Graves disease is an autoimmune thyroid condition and is the most prevalent form of hyperthyroidism. Decreases in vitamin D and selenium levels circulating in the body have been associated with the incidence of Graves disease.
The thyroid gland plays an important role in energy metabolism and the physiology of many of the body’s systems. The thyroid gland can be particularly vulnerable to oxidative damage. Certain nutraceuticals have been shown to support thyroid function and immune health. The thyroid gland contains the highest amount of selenium of any organ in the human body. Selenium is an essential trace element that has been shown to support healthy thyroid hormone metabolism. It may also support antioxidant status and a normal immune response. Clinical studies also indicate that supplementation with selenium may support healthy levels of antibodies associated with autoimmune thyroiditis. Vitamin D may support immune health. Low vitamin D levels have been associated with an increased risk of autoimmune thyroid conditions.
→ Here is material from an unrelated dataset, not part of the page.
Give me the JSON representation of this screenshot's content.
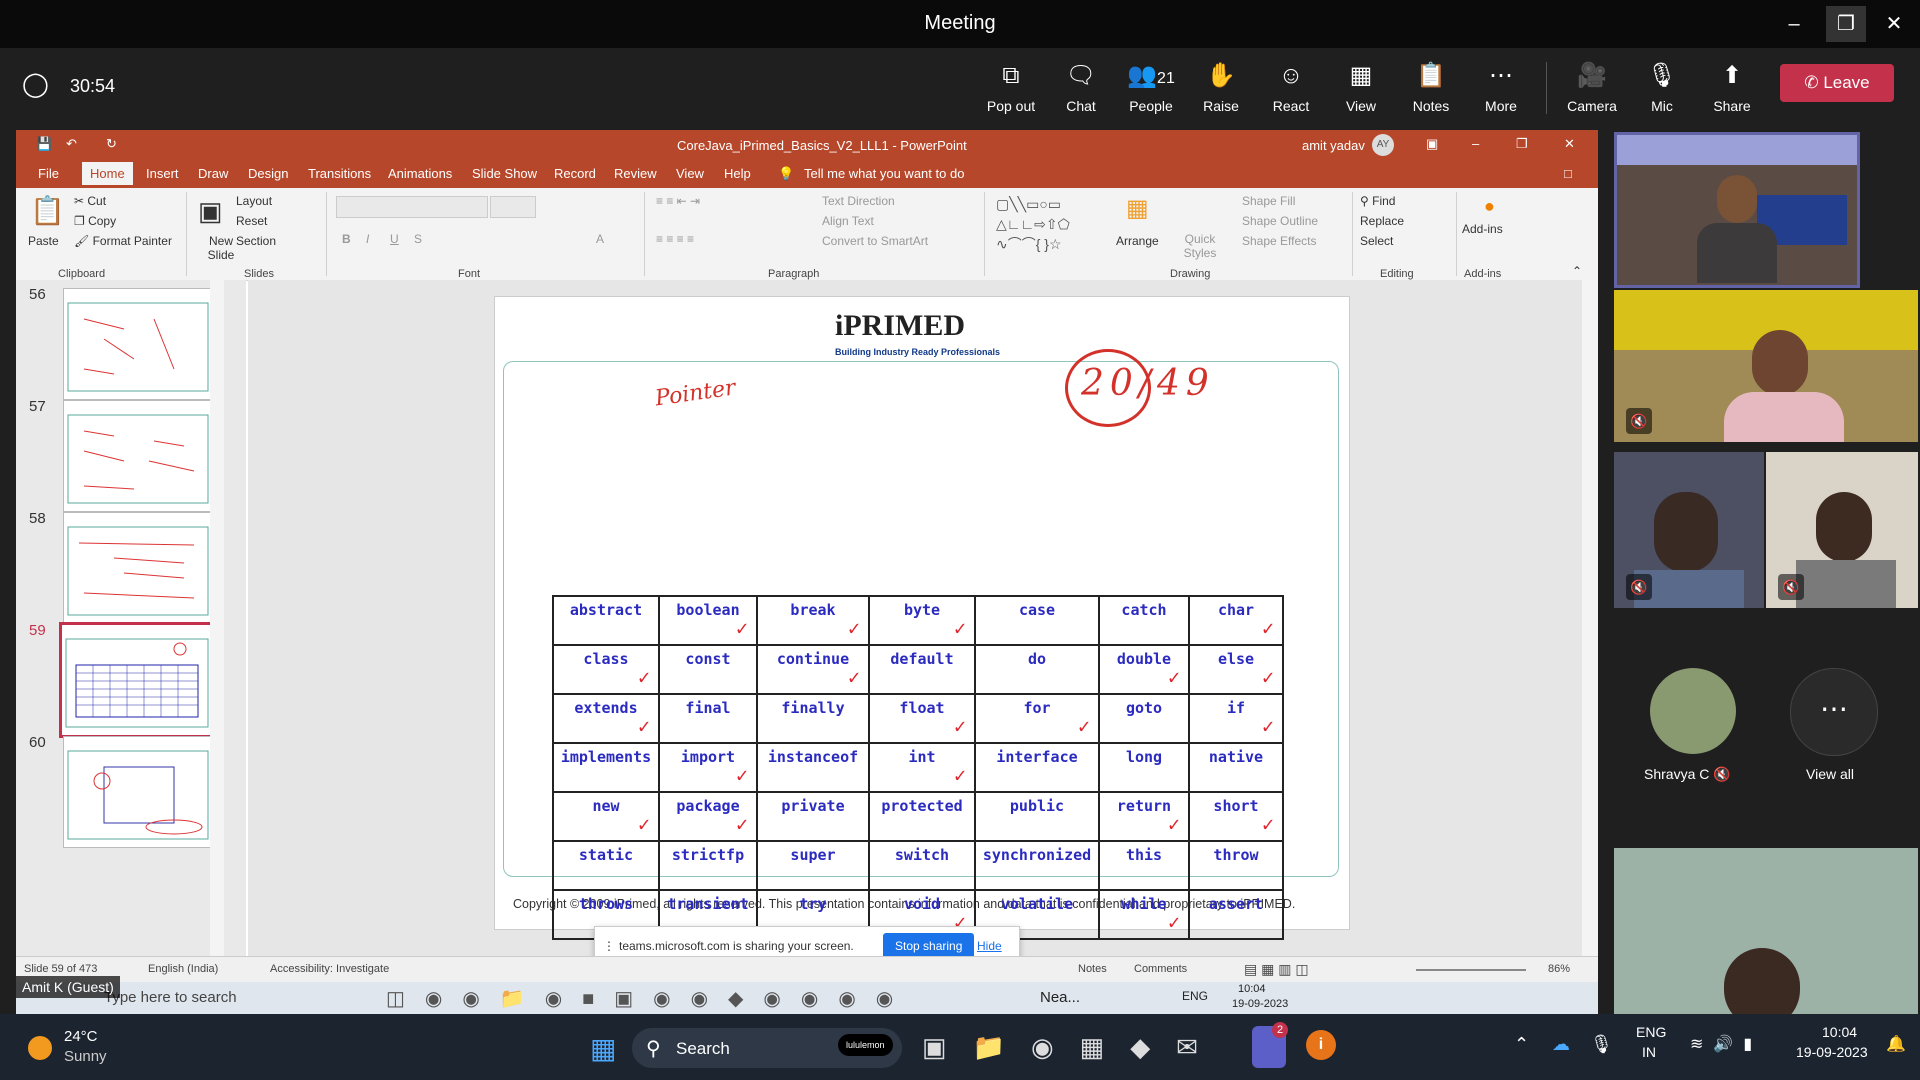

A randomized controlled trial recently published in Frontiers in Endocrinology by Gallo and colleagues assessed the efficacy of supplementation with selenium and vitamin D on parameters related to thyroid function in adults newly diagnosed with Graves disease. Individuals between the ages of 18 and 70 (who were otherwise in good health) were assessed for vitamin D and selenium status. Those included in the study had values <120 mcg/L for selenium and <30 ng/mL for 25(OH)D (circulating calcidiol or vitamin D2). Individuals in the treatment arm received 100 mcg of selenium daily and 7,000 IU of cholecalciferol (vitamin D3) weekly for 6 months. Both the treatment and control groups had received prescription therapy for Graves disease.
The authors reported significantly greater reductions in the levels of serum free thyroxine (fT4), a thyroid hormone, in the treatment group as compared to the control group both in short- and long-term assessments (45 days and 270 days, respectively). Improvements in quality of life were also observed in the treatment group as compared to the control. Study strengths, as reported by the authors, include pre-screening of selenium and vitamin D levels; limitations include a relatively small sample size.
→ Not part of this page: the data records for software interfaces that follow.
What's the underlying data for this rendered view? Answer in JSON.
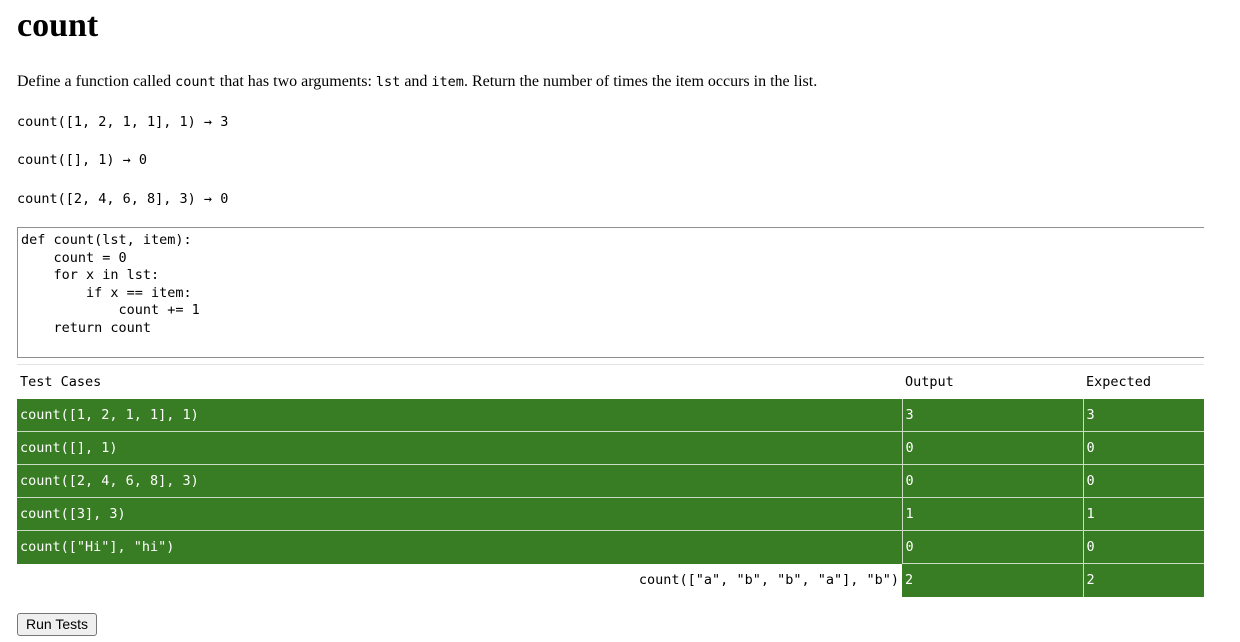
{
  "title": "count",
  "description": {
    "part1": "Define a function called ",
    "code1": "count",
    "part2": " that has two arguments: ",
    "code2": "lst",
    "part3": " and ",
    "code3": "item",
    "part4": ". Return the number of times the item occurs in the list."
  },
  "examples": [
    "count([1, 2, 1, 1], 1) → 3",
    "count([], 1) → 0",
    "count([2, 4, 6, 8], 3) → 0"
  ],
  "editor": {
    "code": "def count(lst, item):\n    count = 0\n    for x in lst:\n        if x == item:\n            count += 1\n    return count"
  },
  "table": {
    "headers": [
      "Test Cases",
      "Output",
      "Expected"
    ],
    "rows": [
      {
        "case": "count([1, 2, 1, 1], 1)",
        "output": "3",
        "expected": "3"
      },
      {
        "case": "count([], 1)",
        "output": "0",
        "expected": "0"
      },
      {
        "case": "count([2, 4, 6, 8], 3)",
        "output": "0",
        "expected": "0"
      },
      {
        "case": "count([3], 3)",
        "output": "1",
        "expected": "1"
      },
      {
        "case": "count([\"Hi\"], \"hi\")",
        "output": "0",
        "expected": "0"
      },
      {
        "case": "count([\"a\", \"b\", \"b\", \"a\"], \"b\")",
        "output": "2",
        "expected": "2"
      }
    ]
  },
  "run_button_label": "Run Tests",
  "colors": {
    "pass": "#387d23"
  }
}
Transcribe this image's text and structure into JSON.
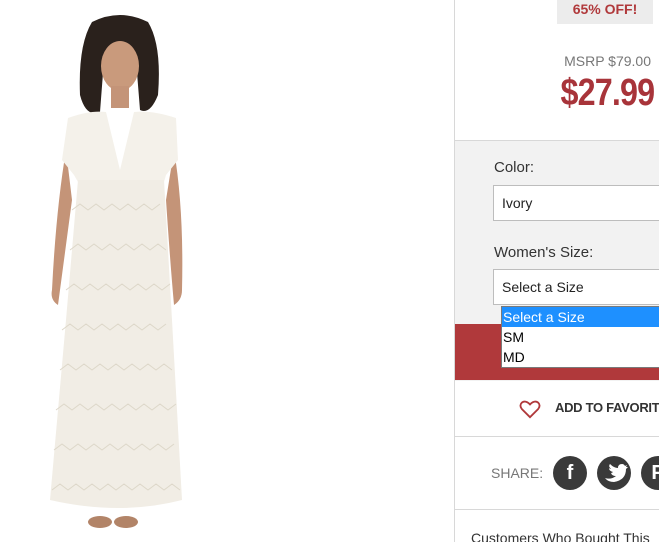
{
  "product": {
    "discount_badge": "65% OFF!",
    "msrp": "MSRP $79.00",
    "price": "$27.99"
  },
  "options": {
    "color_label": "Color:",
    "color_value": "Ivory",
    "size_label": "Women's Size:",
    "size_value": "Select a Size",
    "size_options": [
      "Select a Size",
      "SM",
      "MD"
    ]
  },
  "actions": {
    "favorites_label": "ADD TO FAVORITES"
  },
  "share": {
    "label": "SHARE:",
    "icons": [
      "facebook-icon",
      "twitter-icon",
      "pinterest-icon"
    ]
  },
  "footer": {
    "text": "Customers Who Bought This"
  },
  "colors": {
    "accent": "#b0393b",
    "selected_option": "#1e90ff"
  }
}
Overall study conclusions were that supplementation with selenium and vitamin D may support thyroid function in individuals with Graves disease and lower status of selenium and vitamin D. More research is necessary before further conclusions can be made. However, research suggests that vitamin D and selenium may support thyroid health and a healthy immune response.
By Colleen Ambrose, ND, MAT